[Component data from apps and pages]
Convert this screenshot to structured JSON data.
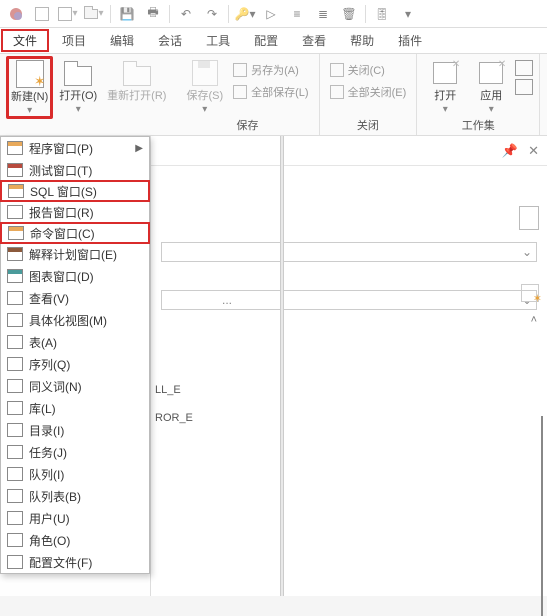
{
  "menu": {
    "items": [
      "文件",
      "项目",
      "编辑",
      "会话",
      "工具",
      "配置",
      "查看",
      "帮助",
      "插件"
    ],
    "active_index": 0
  },
  "ribbon": {
    "new_label": "新建(N)",
    "open_label": "打开(O)",
    "reopen_label": "重新打开(R)",
    "save_label": "保存(S)",
    "saveas_label": "另存为(A)",
    "saveall_label": "全部保存(L)",
    "close_label": "关闭(C)",
    "closeall_label": "全部关闭(E)",
    "open2_label": "打开",
    "apply_label": "应用",
    "group_save": "保存",
    "group_close": "关闭",
    "group_ws": "工作集"
  },
  "dropdown": {
    "items": [
      {
        "label": "程序窗口(P)",
        "color": "orange",
        "arrow": true
      },
      {
        "label": "测试窗口(T)",
        "color": "red"
      },
      {
        "label": "SQL 窗口(S)",
        "color": "orange",
        "hl": true
      },
      {
        "label": "报告窗口(R)",
        "color": "plain"
      },
      {
        "label": "命令窗口(C)",
        "color": "orange",
        "hl": true
      },
      {
        "label": "解释计划窗口(E)",
        "color": "brown"
      },
      {
        "label": "图表窗口(D)",
        "color": "teal"
      },
      {
        "label": "查看(V)",
        "color": "plain"
      },
      {
        "label": "具体化视图(M)",
        "color": "plain"
      },
      {
        "label": "表(A)",
        "color": "plain"
      },
      {
        "label": "序列(Q)",
        "color": "plain"
      },
      {
        "label": "同义词(N)",
        "color": "plain"
      },
      {
        "label": "库(L)",
        "color": "plain"
      },
      {
        "label": "目录(I)",
        "color": "plain"
      },
      {
        "label": "任务(J)",
        "color": "plain"
      },
      {
        "label": "队列(I)",
        "color": "plain"
      },
      {
        "label": "队列表(B)",
        "color": "plain"
      },
      {
        "label": "用户(U)",
        "color": "plain"
      },
      {
        "label": "角色(O)",
        "color": "plain"
      },
      {
        "label": "配置文件(F)",
        "color": "plain"
      }
    ]
  },
  "panel": {
    "txt1": "LL_E",
    "txt2": "ROR_E"
  }
}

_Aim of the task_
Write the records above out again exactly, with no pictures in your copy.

_Final answer_
Convert this screenshot to structured JSON data.
{
  "menu": {
    "items": [
      "文件",
      "项目",
      "编辑",
      "会话",
      "工具",
      "配置",
      "查看",
      "帮助",
      "插件"
    ],
    "active_index": 0
  },
  "ribbon": {
    "new_label": "新建(N)",
    "open_label": "打开(O)",
    "reopen_label": "重新打开(R)",
    "save_label": "保存(S)",
    "saveas_label": "另存为(A)",
    "saveall_label": "全部保存(L)",
    "close_label": "关闭(C)",
    "closeall_label": "全部关闭(E)",
    "open2_label": "打开",
    "apply_label": "应用",
    "group_save": "保存",
    "group_close": "关闭",
    "group_ws": "工作集"
  },
  "dropdown": {
    "items": [
      {
        "label": "程序窗口(P)",
        "color": "orange",
        "arrow": true
      },
      {
        "label": "测试窗口(T)",
        "color": "red"
      },
      {
        "label": "SQL 窗口(S)",
        "color": "orange",
        "hl": true
      },
      {
        "label": "报告窗口(R)",
        "color": "plain"
      },
      {
        "label": "命令窗口(C)",
        "color": "orange",
        "hl": true
      },
      {
        "label": "解释计划窗口(E)",
        "color": "brown"
      },
      {
        "label": "图表窗口(D)",
        "color": "teal"
      },
      {
        "label": "查看(V)",
        "color": "plain"
      },
      {
        "label": "具体化视图(M)",
        "color": "plain"
      },
      {
        "label": "表(A)",
        "color": "plain"
      },
      {
        "label": "序列(Q)",
        "color": "plain"
      },
      {
        "label": "同义词(N)",
        "color": "plain"
      },
      {
        "label": "库(L)",
        "color": "plain"
      },
      {
        "label": "目录(I)",
        "color": "plain"
      },
      {
        "label": "任务(J)",
        "color": "plain"
      },
      {
        "label": "队列(I)",
        "color": "plain"
      },
      {
        "label": "队列表(B)",
        "color": "plain"
      },
      {
        "label": "用户(U)",
        "color": "plain"
      },
      {
        "label": "角色(O)",
        "color": "plain"
      },
      {
        "label": "配置文件(F)",
        "color": "plain"
      }
    ]
  },
  "panel": {
    "txt1": "LL_E",
    "txt2": "ROR_E"
  }
}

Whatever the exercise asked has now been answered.